Hit the books, Mr. Mayor!
A Queens state senator has introduced legislation that repudiates Mayor Bill de Blasio’s controversial push to scrap New York’s specialized high schools admissions exam.
Instead, Sen. Leroy Comrie is proposing the creation of an additional 10 specialized high schools, expanding free SHSAT test prep to cover every sixth and seventh grader and requiring that all eighth graders take the exam unless their parents opt out.
The bill also proposes a commission to recommend improvements to New York City middle schools and would create a Gifted & Talented program in each district.
“Students in every district deserve access to early age [Gifted & Talented programs], publicly funded test prep and a specialized high school close to where they live.
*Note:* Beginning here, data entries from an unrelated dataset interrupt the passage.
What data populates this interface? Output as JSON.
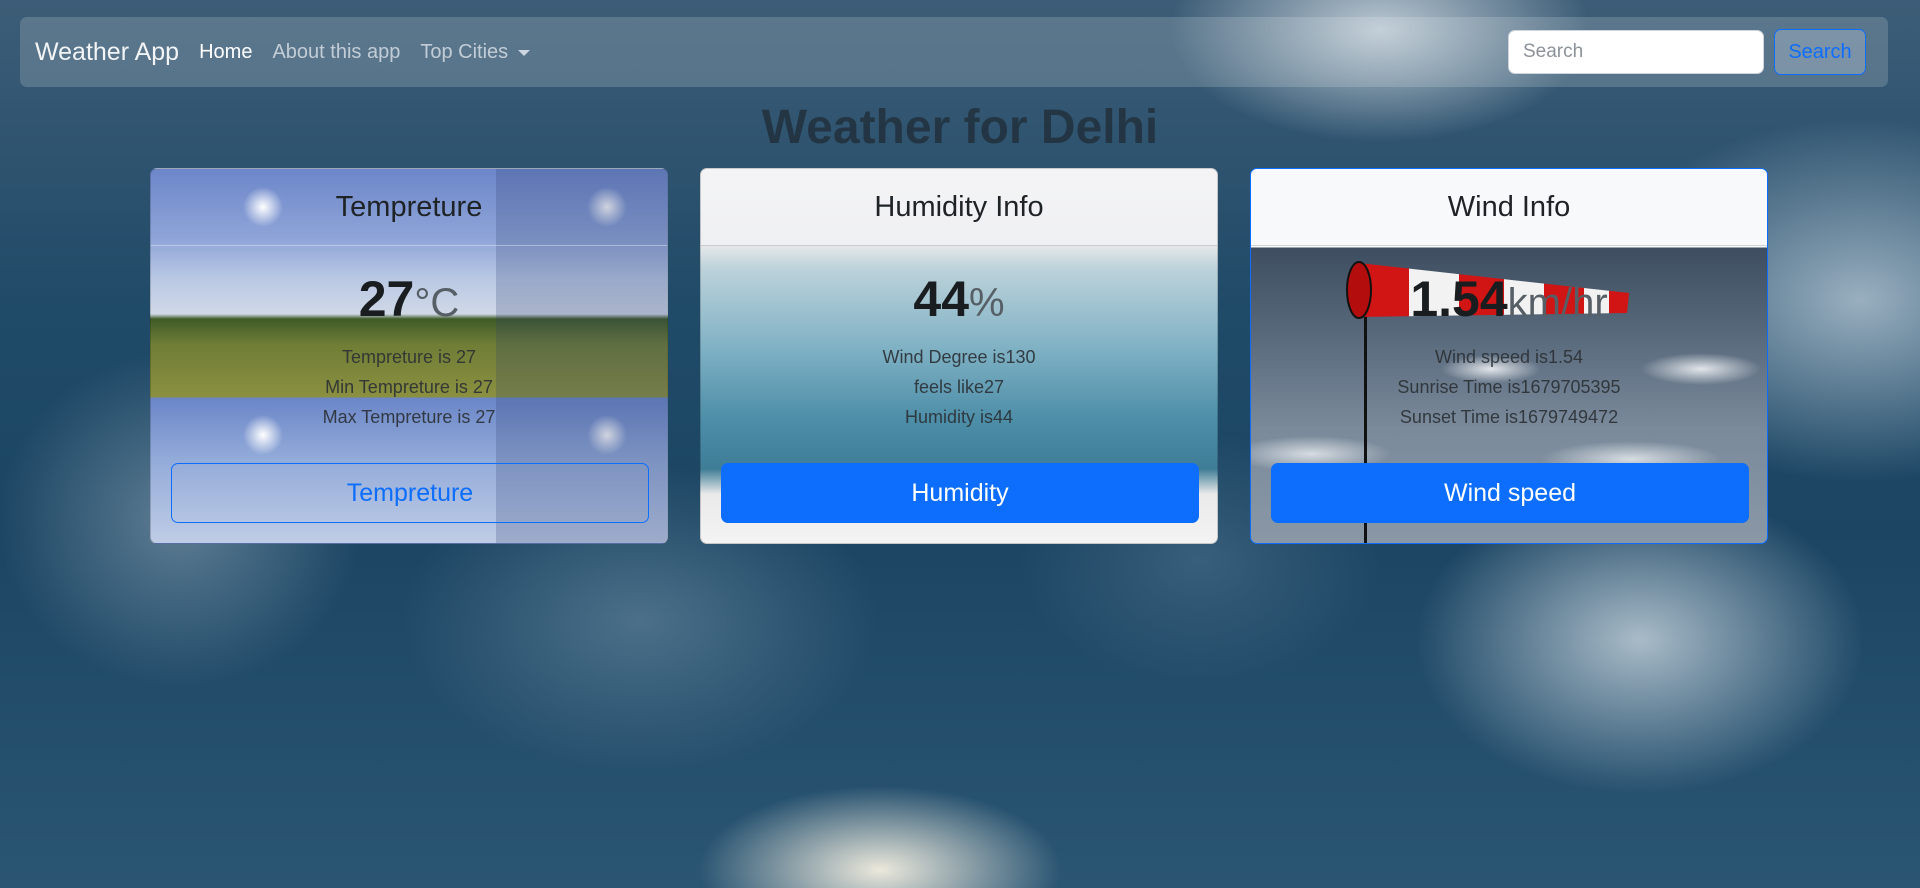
{
  "navbar": {
    "brand": "Weather App",
    "links": [
      {
        "label": "Home",
        "active": true
      },
      {
        "label": "About this app",
        "active": false
      },
      {
        "label": "Top Cities",
        "active": false,
        "dropdown": true
      }
    ],
    "search_placeholder": "Search",
    "search_button": "Search"
  },
  "heading": "Weather for Delhi",
  "cards": {
    "temperature": {
      "title": "Tempreture",
      "value": "27",
      "unit": "°C",
      "lines": [
        "Tempreture is 27",
        "Min Tempreture is 27",
        "Max Tempreture is 27"
      ],
      "button": "Tempreture"
    },
    "humidity": {
      "title": "Humidity Info",
      "value": "44",
      "unit": "%",
      "lines": [
        "Wind Degree is130",
        "feels like27",
        "Humidity is44"
      ],
      "button": "Humidity"
    },
    "wind": {
      "title": "Wind Info",
      "value": "1.54",
      "unit": "km/hr",
      "lines": [
        "Wind speed is1.54",
        "Sunrise Time is1679705395",
        "Sunset Time is1679749472"
      ],
      "button": "Wind speed"
    }
  },
  "colors": {
    "primary": "#0d6efd",
    "heading": "#1f2a33"
  }
}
That is exactly how we fix this problem,” said the Rev. Kirsten John Foy, who leads the big-spending Education Equity Campaign.
The group has battled City Hall to keep the specialized exam, which currently determines admission to eight of the city’s top high schools.
“This bill will do all those things and focus the attention we need on improving our under-served middle schools.”
Additionally, the legislation would require every school district in the city to offer advance courses for students through gifted and talented programs.
It would also establish a commission to study the city’s middle schools and recommend improvements.
Comrie’s bill would be paid for by the city, but a cost estimate was not immediately available.
“Mayor de Blasio and education experts have been clear: a single test on a single day shouldn’t determine any child’s future,” said mayoral spokesman Will Baskin-Gerwitz. “He remains focused on working hand in hand with allies in Albany to pass real reform that accomplishes the goal of eliminating the SHSAT.”